It has happened again. The roads, streets and many underpasses in Jeddah were flooded with rainwater on Tuesday. Many areas were turned into lakes because of the heavy, though forecast, downpour. In some areas, water was knee-deep while in others it was chest-deep. People were stuck in their vehicles and many were seen pushing their vehicles to the side of the roads with great difficulty. In low-lying areas, citizens struggled to remove their belongings from flooded houses.

For the residents of Jeddah, rain has, more often than not, brought trouble and devastation. Whenever the skies open up, thoughts go back to that “Black Wednesday” of November 25, 2009, when more than 100 people lost their lives and property worth billions of riyals was destroyed. An investigation was opened into the disaster and some of the guilty were taken to court and tried; some of the small fry were even jailed. As has been the case in the past, the mighty arm of the law could barely touch those at the top who enjoyed immunity from prosecution.

And so it was business as usual until the rain began to wreak havoc again, reminding us that the laws of nature take their course and that hiding your head in the sand does not chase the clouds away.

Having said that, it must be admitted that, yes, lessons were learned. A disaster management team was set up. The weather forecast department became active in issuing alerts. In fact, Tuesday could have been far worse had it not been for the timely alert from the Presidency of Meteorology and Environment (PME) and a prompt decision by the Ministry of Education to suspend classes, schools and universities in and around Jeddah. That helped in keeping people and vehicles off the streets. At noon on Tuesday, it looked as if the city were under some kind of curfew.

The questions that are on everyone's minds right now are: Why is it that rain renders the city helpless and immobile at this time every year? Why have efforts to create effective rainwater drainage systems not borne fruit despite pumping billions of riyals into new projects such as dams and canals? Why is it that the authorities are found wanting whenever heavy rain occurs? More importantly, what is the solution?

Here is the answer. These floods are a stark reminder of why the current drive against corruption is so essential. It is required in order to instill the fear of law into high-ranking officials and heads of construction companies and civic bodies who have failed in their responsibilities. Those who have cut corners and have pocketed public money, those who have not delivered on the projects and who have provided substandard services must pay for their sins of omission.

This is exactly what is happening. No one is above the law. The guilty, whoever they are, however high up they are, will have to pay — and they are.
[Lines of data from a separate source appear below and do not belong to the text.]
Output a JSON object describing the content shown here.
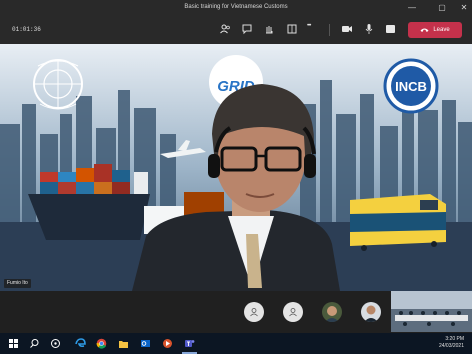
{
  "window": {
    "title": "Basic training for Vietnamese Customs",
    "minimize_glyph": "—",
    "restore_glyph": "▢",
    "close_glyph": "✕"
  },
  "toolbar": {
    "timer": "01:01:36",
    "leave_label": "Leave",
    "more_glyph": "•••",
    "icons": [
      "participants-icon",
      "chat-icon",
      "raise-hand-icon",
      "rooms-icon",
      "more-actions-icon",
      "camera-icon",
      "mic-icon",
      "share-screen-icon",
      "phone-hangup-icon"
    ]
  },
  "stage": {
    "speaker_name": "Fumio Ito",
    "logos": [
      "GRID",
      "INCB"
    ]
  },
  "participants": {
    "items": [
      {
        "type": "avatar-generic"
      },
      {
        "type": "avatar-generic"
      },
      {
        "type": "avatar-photo"
      },
      {
        "type": "avatar-photo"
      }
    ]
  },
  "taskbar": {
    "time": "3:20 PM",
    "date": "24/03/2021"
  },
  "colors": {
    "leave": "#c4314b",
    "titlebar": "#292929",
    "taskbar": "#0c1623"
  }
}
In this new era of transparency and accountability — initiated by Crown Prince Mohammed bin Salman — word has gone down from top to bottom that no one is immune. If you are guilty you will be punished. Those responsible for the havoc of the floods on Tuesday will have no rest either.